Write a Budget
You listed expenses and income, set priorities in case funds run short, and allocated an amount to each item, right? If not, do this today. Use free, online budget software and worksheets you can download, or make your own.
Account for expenses students often overlook:
Tithing and charitable contributions.
Auto maintenance and repair.
Savings – List as an expense each pay period. Use only for planned purchases like books or travel home.
Gifts, cards – Don’t be robbed of the joy of giving.
Emergency savings – Covers out-of-pocket expenses like ER co-pays, major car repairs, or a lawyer should you need help fighting traffic tickets, for example, but not that college students are ever in a hurry, of course.
Fun money – a set amount to spend as you please. (more…)

Posted May 12, 2014 by

Just Had a Vacation from Those Recent Graduate Jobs? Don’t Post Photos that Might Harm Your Career

While you might be tempted to show off your vacation photos, be careful not the rub anyone the wrong way on those recent graduate jobs.  Learn more in the following post.

You’ve been endlessly plugging away at work for months; spending late nights at the office and wishing that someone would invent a coffee IV already.

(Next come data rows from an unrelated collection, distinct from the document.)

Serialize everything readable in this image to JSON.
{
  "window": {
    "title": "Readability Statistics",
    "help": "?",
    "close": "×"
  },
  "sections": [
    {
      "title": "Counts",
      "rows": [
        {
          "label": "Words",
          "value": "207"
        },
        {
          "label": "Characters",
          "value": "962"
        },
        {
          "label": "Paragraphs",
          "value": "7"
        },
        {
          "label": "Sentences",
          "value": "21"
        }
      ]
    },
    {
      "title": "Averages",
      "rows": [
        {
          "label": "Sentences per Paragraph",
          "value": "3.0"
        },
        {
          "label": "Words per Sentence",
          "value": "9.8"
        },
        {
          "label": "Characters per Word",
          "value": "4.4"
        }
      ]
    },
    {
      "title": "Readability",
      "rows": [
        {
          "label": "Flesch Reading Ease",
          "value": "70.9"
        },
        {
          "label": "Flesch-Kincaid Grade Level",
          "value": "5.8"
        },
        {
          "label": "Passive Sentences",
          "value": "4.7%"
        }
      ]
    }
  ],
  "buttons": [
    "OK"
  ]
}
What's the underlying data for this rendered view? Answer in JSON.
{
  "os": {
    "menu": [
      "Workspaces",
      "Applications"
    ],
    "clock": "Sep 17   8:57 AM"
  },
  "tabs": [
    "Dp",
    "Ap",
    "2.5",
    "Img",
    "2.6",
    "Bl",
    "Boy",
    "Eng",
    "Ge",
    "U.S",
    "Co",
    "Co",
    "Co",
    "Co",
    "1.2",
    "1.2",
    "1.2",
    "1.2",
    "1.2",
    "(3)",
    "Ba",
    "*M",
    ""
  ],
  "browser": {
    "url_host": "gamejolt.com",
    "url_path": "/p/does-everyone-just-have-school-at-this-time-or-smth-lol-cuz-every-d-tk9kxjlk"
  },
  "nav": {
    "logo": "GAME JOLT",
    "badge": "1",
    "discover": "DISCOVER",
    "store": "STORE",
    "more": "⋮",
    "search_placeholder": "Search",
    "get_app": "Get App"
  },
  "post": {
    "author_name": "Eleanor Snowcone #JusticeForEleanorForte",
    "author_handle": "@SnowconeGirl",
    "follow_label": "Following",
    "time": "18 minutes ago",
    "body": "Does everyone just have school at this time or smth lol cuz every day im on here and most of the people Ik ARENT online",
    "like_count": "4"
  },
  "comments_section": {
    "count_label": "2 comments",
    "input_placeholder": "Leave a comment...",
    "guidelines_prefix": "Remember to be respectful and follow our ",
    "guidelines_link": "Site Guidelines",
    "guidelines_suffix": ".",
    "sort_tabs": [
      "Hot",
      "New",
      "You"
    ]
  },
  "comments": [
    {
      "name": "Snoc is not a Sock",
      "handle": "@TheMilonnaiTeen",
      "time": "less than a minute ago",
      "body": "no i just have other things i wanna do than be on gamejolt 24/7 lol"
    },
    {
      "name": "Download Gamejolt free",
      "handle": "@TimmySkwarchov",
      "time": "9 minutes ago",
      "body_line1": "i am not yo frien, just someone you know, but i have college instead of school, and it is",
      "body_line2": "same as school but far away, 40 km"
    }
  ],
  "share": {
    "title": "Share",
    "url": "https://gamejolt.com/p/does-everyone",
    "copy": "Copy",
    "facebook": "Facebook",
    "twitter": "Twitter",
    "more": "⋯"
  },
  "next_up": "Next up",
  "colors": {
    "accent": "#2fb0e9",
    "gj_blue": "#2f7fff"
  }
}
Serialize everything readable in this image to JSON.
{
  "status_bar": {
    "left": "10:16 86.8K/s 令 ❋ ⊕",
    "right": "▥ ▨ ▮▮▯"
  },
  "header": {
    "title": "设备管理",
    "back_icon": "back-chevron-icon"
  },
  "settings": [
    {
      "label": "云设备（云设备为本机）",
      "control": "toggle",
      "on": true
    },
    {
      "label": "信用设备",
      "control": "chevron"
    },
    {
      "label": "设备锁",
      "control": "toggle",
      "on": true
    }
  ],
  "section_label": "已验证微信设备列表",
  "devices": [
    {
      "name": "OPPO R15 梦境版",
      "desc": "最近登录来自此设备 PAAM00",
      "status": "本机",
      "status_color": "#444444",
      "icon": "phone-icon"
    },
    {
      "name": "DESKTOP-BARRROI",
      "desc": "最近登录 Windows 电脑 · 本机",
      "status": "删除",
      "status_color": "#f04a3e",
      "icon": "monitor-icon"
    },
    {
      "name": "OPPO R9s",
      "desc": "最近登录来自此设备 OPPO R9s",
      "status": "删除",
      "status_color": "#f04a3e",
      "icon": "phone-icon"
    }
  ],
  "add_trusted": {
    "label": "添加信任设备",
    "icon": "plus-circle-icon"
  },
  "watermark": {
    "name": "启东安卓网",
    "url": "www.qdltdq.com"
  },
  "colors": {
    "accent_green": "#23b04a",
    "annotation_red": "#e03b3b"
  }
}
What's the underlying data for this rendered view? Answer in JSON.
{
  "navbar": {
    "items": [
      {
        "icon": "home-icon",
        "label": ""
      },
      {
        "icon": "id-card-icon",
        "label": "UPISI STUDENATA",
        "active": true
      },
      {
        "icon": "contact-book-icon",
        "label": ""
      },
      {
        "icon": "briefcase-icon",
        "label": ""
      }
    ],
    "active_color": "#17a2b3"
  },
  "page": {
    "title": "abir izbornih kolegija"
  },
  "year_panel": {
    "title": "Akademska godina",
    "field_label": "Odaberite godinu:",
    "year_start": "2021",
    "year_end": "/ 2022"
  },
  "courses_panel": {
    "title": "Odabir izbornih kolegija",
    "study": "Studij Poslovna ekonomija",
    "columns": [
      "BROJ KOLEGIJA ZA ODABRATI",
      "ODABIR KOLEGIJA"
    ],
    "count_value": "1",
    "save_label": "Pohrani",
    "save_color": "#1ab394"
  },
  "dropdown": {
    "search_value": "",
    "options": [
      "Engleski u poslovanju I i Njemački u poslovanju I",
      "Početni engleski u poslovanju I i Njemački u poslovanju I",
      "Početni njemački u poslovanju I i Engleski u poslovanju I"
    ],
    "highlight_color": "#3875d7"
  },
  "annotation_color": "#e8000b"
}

Impressing your boss at every turn can be exhausting, so you start desperately counting down the days to when you can finally get some R & R and your skin can

Continue at source:

Continue Reading

Posted September 12, 2013 by

College Freshmen, Avoid These 15 Financial Errors

College student holding money and books, upset by tuition cost and debt

College student holding money and books, upset by tuition cost and debt. Photo courtesy of Shutterstock.

If you are a college freshman who wants to make the most of your financial situation, be sure to avoid the 15 mistakes mentioned by Kiplinger in the following post.

·         Spending without a budget—students might not have much experience tracking their spending, but their checking account balance could quickly hit $0 if they don’t take the time to find out where their money is going on a day-to-day basis.

·         Paying for a checking account—it’s become harder to find free checking accounts with no strings attached, but many banks offer free student accounts with no minimum balance. (more…)

Posted August 09, 2013 by

Embezzling Employees are a Problem in the Workplace

Employers may be shocked to know that their employees are stealing from them.  How so?  Learn more in the following post.

Coupa Software, a leading provider of cloud-based spend optimization solutions for finance, recently announced the findings of it 2013 Employee Spending Survey, fielded among 500 American office workers, aged 18 and older, conducted online by uSamp in June.

The survey found that employees believe so-called “maverick spending” is costing their companies a lot of money.  58% have estimated that it is as much as $25,000 a year in waste, fraud and abuse, with many who say it is much more, including 9% who believe it is in excess of $100,000 and 6% who say it is more than $200,000 per year. (more…)